(INPUT DATA)

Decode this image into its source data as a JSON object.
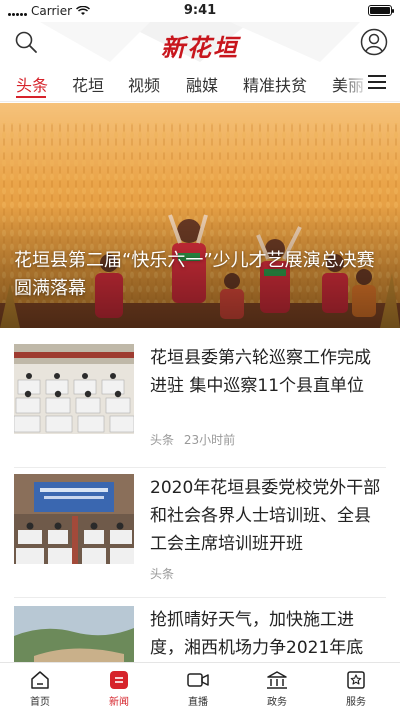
{
  "status_bar": {
    "carrier": "Carrier",
    "time": "9:41"
  },
  "header": {
    "logo_text": "新花垣",
    "search_icon": "search-icon",
    "profile_icon": "user-profile-icon"
  },
  "tabs": [
    {
      "label": "头条",
      "active": true
    },
    {
      "label": "花垣"
    },
    {
      "label": "视频"
    },
    {
      "label": "融媒"
    },
    {
      "label": "精准扶贫"
    },
    {
      "label": "美丽"
    }
  ],
  "menu_icon": "menu-icon",
  "hero": {
    "title": "花垣县第二届“快乐六一”少儿才艺展演总决赛圆满落幕"
  },
  "news": [
    {
      "title": "花垣县委第六轮巡察工作完成进驻 集中巡察11个县直单位",
      "source": "头条",
      "time": "23小时前"
    },
    {
      "title": "2020年花垣县委党校党外干部和社会各界人士培训班、全县工会主席培训班开班",
      "source": "头条",
      "time": ""
    },
    {
      "title": "抢抓晴好天气，加快施工进度，湘西机场力争2021年底",
      "source": "",
      "time": ""
    }
  ],
  "bottom_nav": [
    {
      "label": "首页",
      "icon": "home-icon"
    },
    {
      "label": "新闻",
      "icon": "news-icon",
      "active": true
    },
    {
      "label": "直播",
      "icon": "live-icon"
    },
    {
      "label": "政务",
      "icon": "government-icon"
    },
    {
      "label": "服务",
      "icon": "service-icon"
    }
  ],
  "colors": {
    "accent": "#d6232b",
    "logo": "#c8161d"
  }
}
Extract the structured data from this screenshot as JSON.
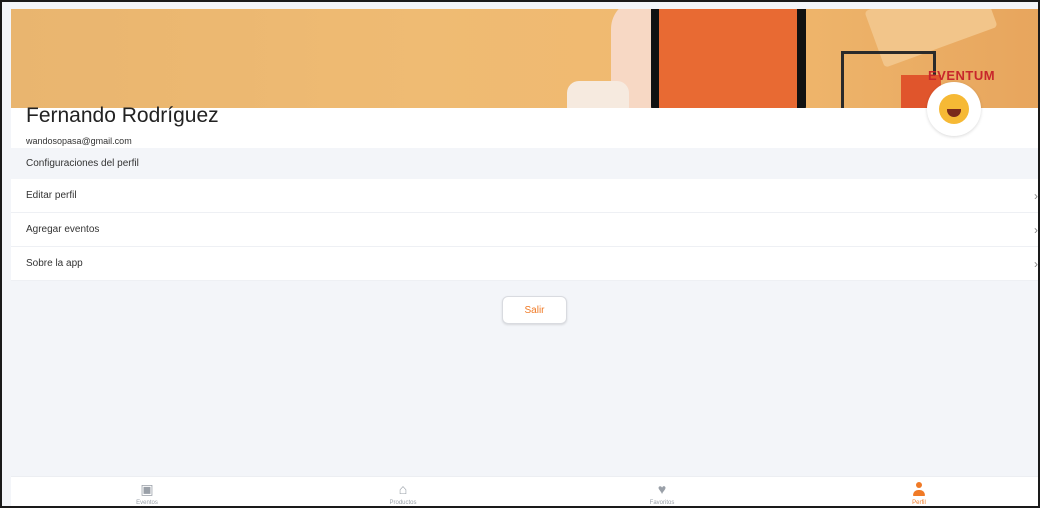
{
  "profile": {
    "name": "Fernando Rodríguez",
    "email": "wandosopasa@gmail.com",
    "brand_text": "EVENTUM"
  },
  "settings": {
    "section_title": "Configuraciones del perfil",
    "items": [
      {
        "label": "Editar perfil"
      },
      {
        "label": "Agregar eventos"
      },
      {
        "label": "Sobre la app"
      }
    ],
    "chevron": "›"
  },
  "actions": {
    "logout_label": "Salir"
  },
  "tabbar": {
    "tabs": [
      {
        "label": "Eventos",
        "icon": "calendar-icon"
      },
      {
        "label": "Productos",
        "icon": "basket-icon"
      },
      {
        "label": "Favoritos",
        "icon": "heart-icon"
      },
      {
        "label": "Perfil",
        "icon": "person-icon"
      }
    ],
    "active_index": 3
  },
  "colors": {
    "accent": "#f07a26",
    "background": "#f3f5f9",
    "inactive": "#9aa0a8"
  }
}
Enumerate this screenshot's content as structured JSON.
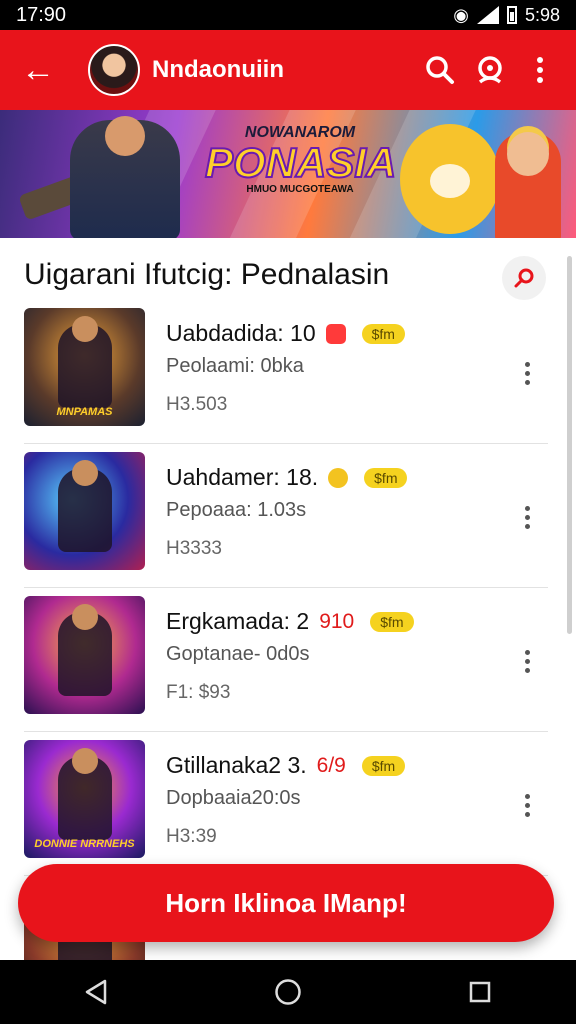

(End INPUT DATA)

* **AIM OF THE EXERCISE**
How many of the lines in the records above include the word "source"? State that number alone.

* **EXERCISE SOLUTION**
4